WHAT IS EXPECTED: Records follow. Copy every line with "subject".
START EXERCISE DATA
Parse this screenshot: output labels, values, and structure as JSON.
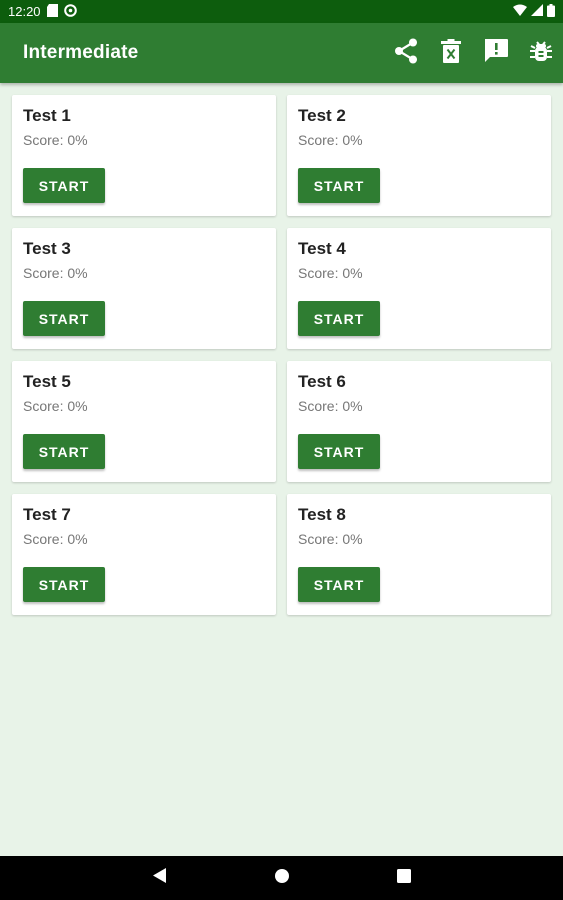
{
  "status_bar": {
    "time": "12:20",
    "icons": [
      "sd-card-icon",
      "data-saver-icon",
      "wifi-icon",
      "signal-icon",
      "battery-icon"
    ]
  },
  "app_bar": {
    "title": "Intermediate",
    "actions": [
      "share-icon",
      "delete-icon",
      "feedback-icon",
      "bug-icon"
    ]
  },
  "tests": [
    {
      "title": "Test 1",
      "score": "Score: 0%",
      "button": "START"
    },
    {
      "title": "Test 2",
      "score": "Score: 0%",
      "button": "START"
    },
    {
      "title": "Test 3",
      "score": "Score: 0%",
      "button": "START"
    },
    {
      "title": "Test 4",
      "score": "Score: 0%",
      "button": "START"
    },
    {
      "title": "Test 5",
      "score": "Score: 0%",
      "button": "START"
    },
    {
      "title": "Test 6",
      "score": "Score: 0%",
      "button": "START"
    },
    {
      "title": "Test 7",
      "score": "Score: 0%",
      "button": "START"
    },
    {
      "title": "Test 8",
      "score": "Score: 0%",
      "button": "START"
    }
  ],
  "nav_bar": {
    "buttons": [
      "back-icon",
      "home-icon",
      "recents-icon"
    ]
  },
  "colors": {
    "status_bar": "#0d5d0d",
    "primary": "#2f7d32",
    "background": "#e8f3e8",
    "card": "#ffffff"
  }
}
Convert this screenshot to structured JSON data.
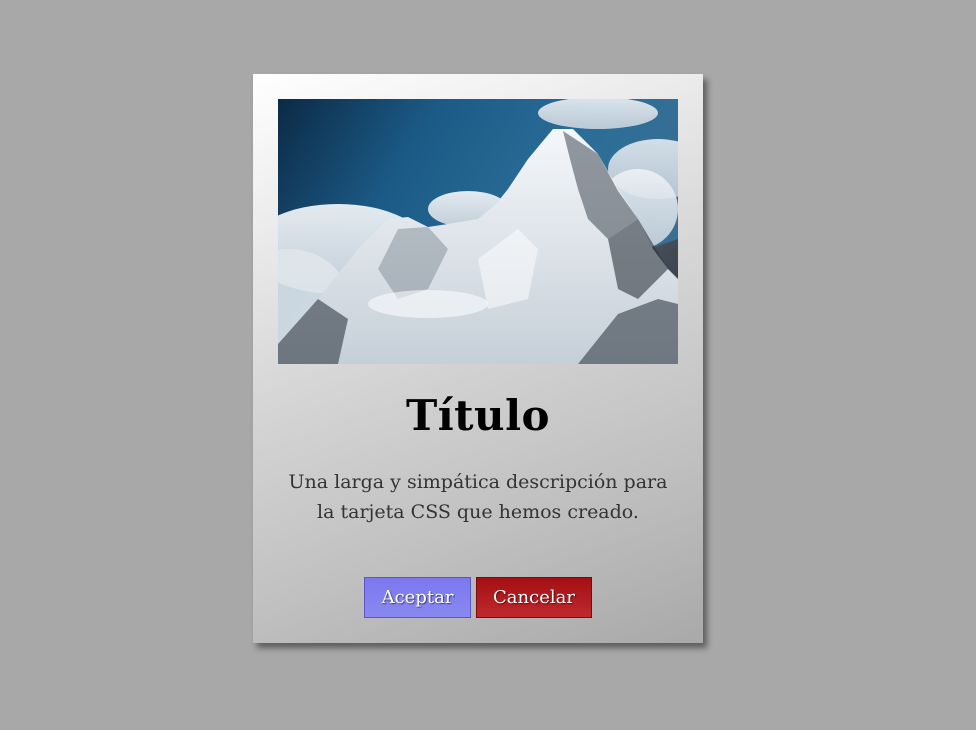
{
  "card": {
    "image_alt": "Mountain peak with snow and clouds",
    "title": "Título",
    "description": "Una larga y simpática descripción para la tarjeta CSS que hemos creado.",
    "buttons": {
      "accept_label": "Aceptar",
      "cancel_label": "Cancelar"
    }
  },
  "colors": {
    "background": "#a8a8a8",
    "accept": "#7b78ee",
    "cancel": "#b11c20"
  }
}
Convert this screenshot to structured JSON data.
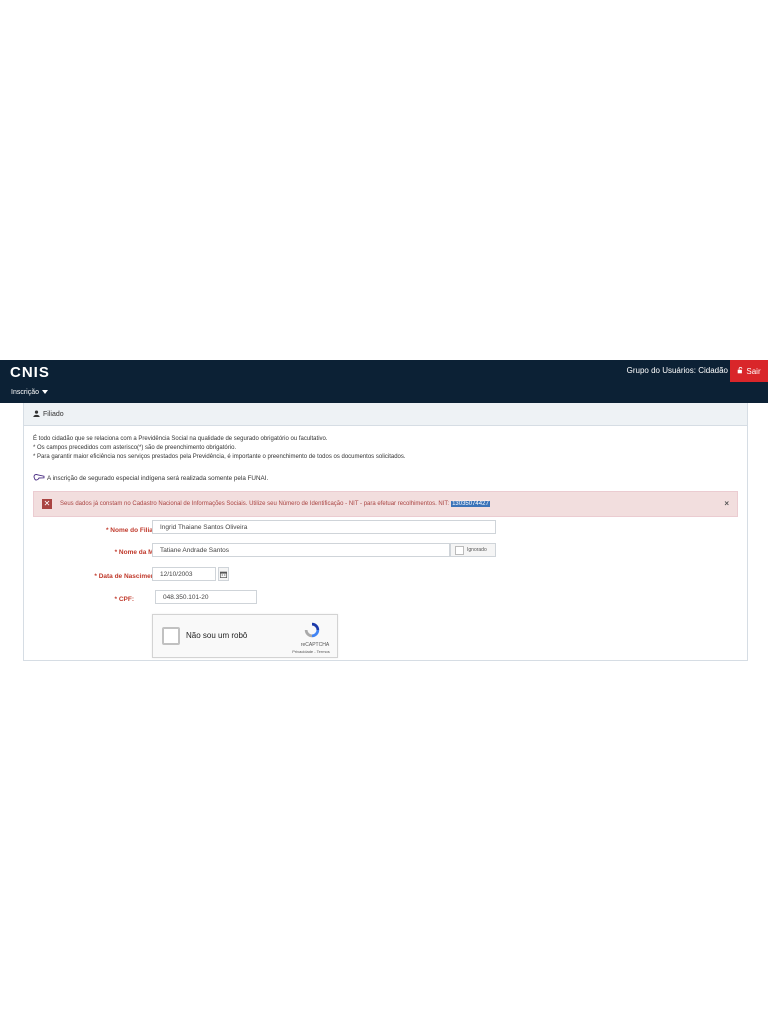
{
  "header": {
    "logo": "CNIS",
    "user_group": "Grupo do Usuários: Cidadão",
    "logout_label": "Sair",
    "menu_label": "Inscrição"
  },
  "panel": {
    "title": "Filiado",
    "intro": [
      "É todo cidadão que se relaciona com a Previdência Social na qualidade de segurado obrigatório ou facultativo.",
      "* Os campos precedidos com asterisco(*) são de preenchimento obrigatório.",
      "* Para garantir maior eficiência nos serviços prestados pela Previdência, é importante o preenchimento de todos os documentos solicitados."
    ],
    "notice": "A inscrição de segurado especial indígena será realizada somente pela FUNAI."
  },
  "alert": {
    "message": "Seus dados já constam no Cadastro Nacional de Informações Sociais. Utilize seu Número de Identificação - NIT - para efetuar recolhimentos. NIT:",
    "nit": "13035074427"
  },
  "form": {
    "nome_filiado_label": "* Nome do Filiado:",
    "nome_filiado_value": "Ingrid Thaiane Santos Oliveira",
    "nome_mae_label": "* Nome da Mãe:",
    "nome_mae_value": "Tatiane Andrade Santos",
    "ignorado_label": "Ignorado",
    "data_nasc_label": "* Data de Nascimento:",
    "data_nasc_value": "12/10/2003",
    "cpf_label": "* CPF:",
    "cpf_value": "048.350.101-20"
  },
  "captcha": {
    "label": "Não sou um robô",
    "brand": "reCAPTCHA",
    "links": "Privacidade - Termos"
  },
  "colors": {
    "header_bg": "#0c2135",
    "logout_bg": "#d9262a",
    "alert_bg": "#f2dede",
    "alert_text": "#a94442",
    "required_label": "#c0392b",
    "nit_highlight": "#3b73b9"
  }
}
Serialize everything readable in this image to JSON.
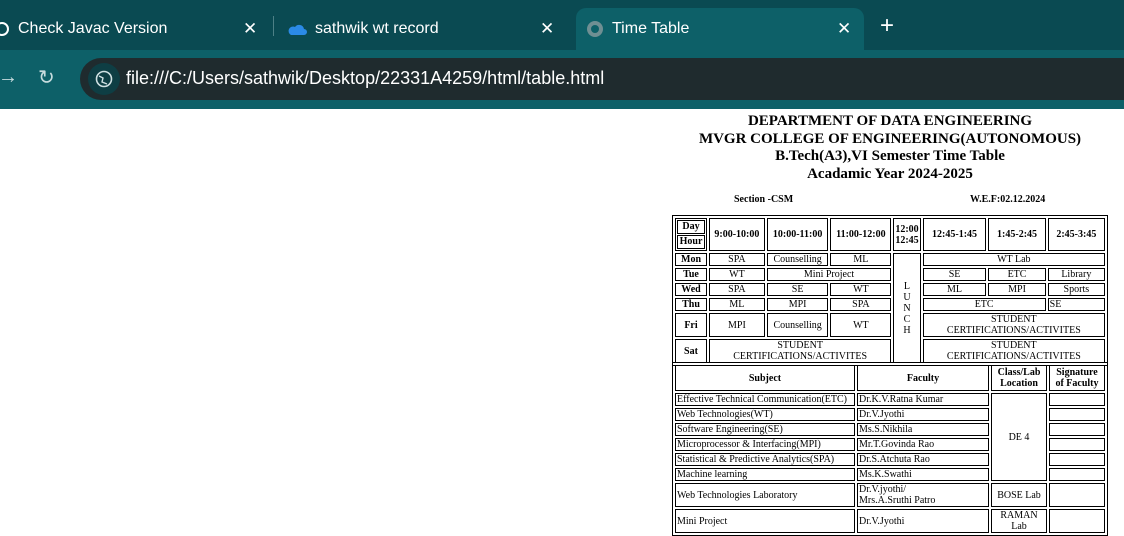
{
  "browser": {
    "tabs": [
      {
        "title": "Check Javac Version",
        "icon": "openai-icon"
      },
      {
        "title": "sathwik wt record",
        "icon": "onedrive-cloud-icon"
      },
      {
        "title": "Time Table",
        "icon": "globe-icon",
        "active": true
      }
    ],
    "url": "file:///C:/Users/sathwik/Desktop/22331A4259/html/table.html",
    "colors": {
      "tabbar": "#0a4a52",
      "active_tab": "#0d6068",
      "urlbar": "#1f2b2e"
    }
  },
  "page": {
    "heading": [
      "DEPARTMENT OF DATA ENGINEERING",
      "MVGR COLLEGE OF ENGINEERING(AUTONOMOUS)",
      "B.Tech(A3),VI Semester Time Table",
      "Acadamic Year 2024-2025"
    ],
    "section": "Section -CSM",
    "wef": "W.E.F:02.12.2024",
    "timetable": {
      "day_label": "Day",
      "hour_label": "Hour",
      "slots": [
        "9:00-10:00",
        "10:00-11:00",
        "11:00-12:00",
        "12:00 12:45",
        "12:45-1:45",
        "1:45-2:45",
        "2:45-3:45"
      ],
      "lunch": "LUNCH",
      "rows": {
        "mon": {
          "day": "Mon",
          "s1": "SPA",
          "s2": "Counselling",
          "s3": "ML",
          "pm": "WT Lab"
        },
        "tue": {
          "day": "Tue",
          "s1": "WT",
          "s23": "Mini Project",
          "s5": "SE",
          "s6": "ETC",
          "s7": "Library"
        },
        "wed": {
          "day": "Wed",
          "s1": "SPA",
          "s2": "SE",
          "s3": "WT",
          "s5": "ML",
          "s6": "MPI",
          "s7": "Sports"
        },
        "thu": {
          "day": "Thu",
          "s1": "ML",
          "s2": "MPI",
          "s3": "SPA",
          "s56": "ETC",
          "s7": "SE"
        },
        "fri": {
          "day": "Fri",
          "s1": "MPI",
          "s2": "Counselling",
          "s3": "WT",
          "pm": "STUDENT CERTIFICATIONS/ACTIVITES"
        },
        "sat": {
          "day": "Sat",
          "am": "STUDENT CERTIFICATIONS/ACTIVITES",
          "pm": "STUDENT CERTIFICATIONS/ACTIVITES"
        }
      }
    },
    "faculty_table": {
      "headers": {
        "subject": "Subject",
        "faculty": "Faculty",
        "location": "Class/Lab Location",
        "signature": "Signature of Faculty"
      },
      "rows": [
        {
          "subject": "Effective Technical Communication(ETC)",
          "faculty": "Dr.K.V.Ratna Kumar"
        },
        {
          "subject": "Web Technologies(WT)",
          "faculty": "Dr.V.Jyothi"
        },
        {
          "subject": "Software Engineering(SE)",
          "faculty": "Ms.S.Nikhila"
        },
        {
          "subject": "Microprocessor & Interfacing(MPI)",
          "faculty": "Mr.T.Govinda Rao"
        },
        {
          "subject": "Statistical & Predictive Analytics(SPA)",
          "faculty": "Dr.S.Atchuta Rao"
        },
        {
          "subject": "Machine learning",
          "faculty": "Ms.K.Swathi"
        },
        {
          "subject": "Web Technologies Laboratory",
          "faculty": "Dr.V.jyothi/",
          "faculty2": "Mrs.A.Sruthi Patro"
        },
        {
          "subject": "Mini Project",
          "faculty": "Dr.V.Jyothi"
        }
      ],
      "de4": "DE 4",
      "bose": "BOSE Lab",
      "raman": "RAMAN Lab"
    }
  }
}
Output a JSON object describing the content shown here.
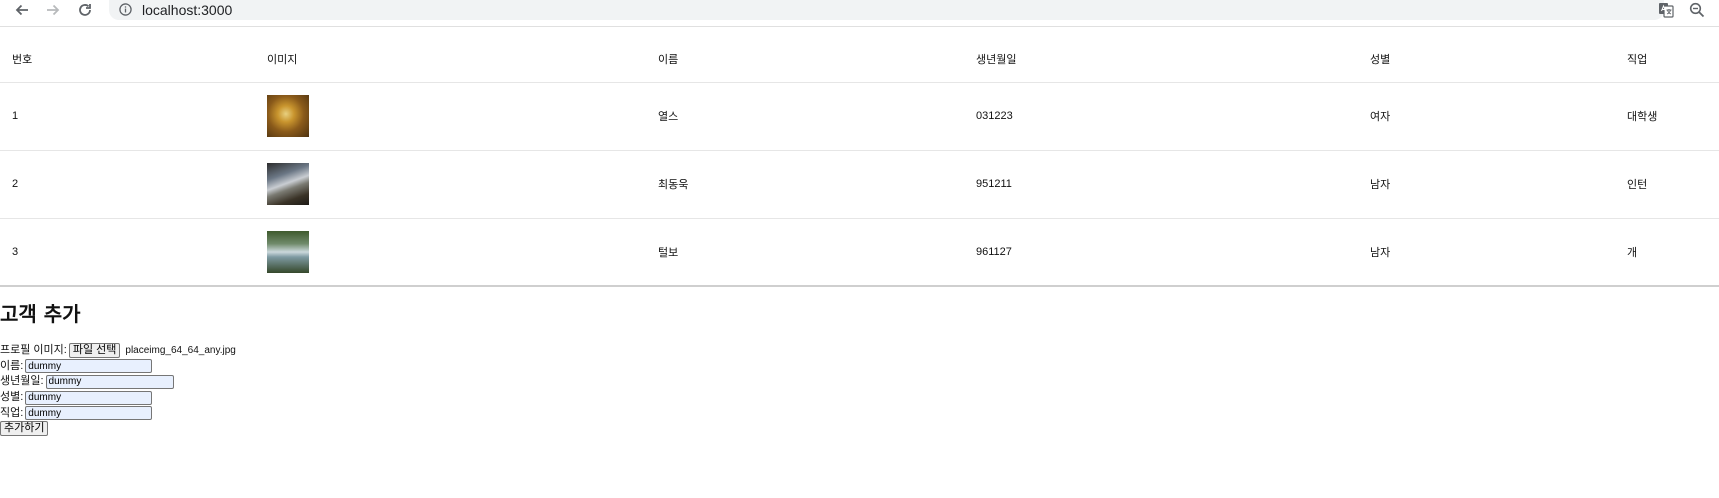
{
  "browser": {
    "url": "localhost:3000",
    "back_icon": "arrow-left-icon",
    "forward_icon": "arrow-right-icon",
    "reload_icon": "reload-icon",
    "info_icon": "info-icon",
    "translate_icon": "translate-icon",
    "zoom_icon": "zoom-out-icon"
  },
  "table": {
    "headers": [
      "번호",
      "이미지",
      "이름",
      "생년월일",
      "성별",
      "직업"
    ],
    "rows": [
      {
        "id": "1",
        "image": "profile-thumbnail",
        "name": "열스",
        "birthday": "031223",
        "gender": "여자",
        "job": "대학생"
      },
      {
        "id": "2",
        "image": "profile-thumbnail",
        "name": "최동욱",
        "birthday": "951211",
        "gender": "남자",
        "job": "인턴"
      },
      {
        "id": "3",
        "image": "profile-thumbnail",
        "name": "털보",
        "birthday": "961127",
        "gender": "남자",
        "job": "개"
      }
    ]
  },
  "form": {
    "title": "고객 추가",
    "profile_label": "프로필 이미지:",
    "file_button": "파일 선택",
    "file_name": "placeimg_64_64_any.jpg",
    "name_label": "이름:",
    "name_value": "dummy",
    "birthday_label": "생년월일:",
    "birthday_value": "dummy",
    "gender_label": "성별:",
    "gender_value": "dummy",
    "job_label": "직업:",
    "job_value": "dummy",
    "submit_label": "추가하기"
  },
  "colors": {
    "omnibox_bg": "#f1f3f4",
    "autofill_bg": "#e8f0fe"
  }
}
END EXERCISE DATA
RESULT:
        "subject": "Subject",
          "subject": "Effective Technical Communication(ETC)",
          "subject": "Web Technologies(WT)",
          "subject": "Software Engineering(SE)",
          "subject": "Microprocessor & Interfacing(MPI)",
          "subject": "Statistical & Predictive Analytics(SPA)",
          "subject": "Machine learning",
          "subject": "Web Technologies Laboratory",
          "subject": "Mini Project",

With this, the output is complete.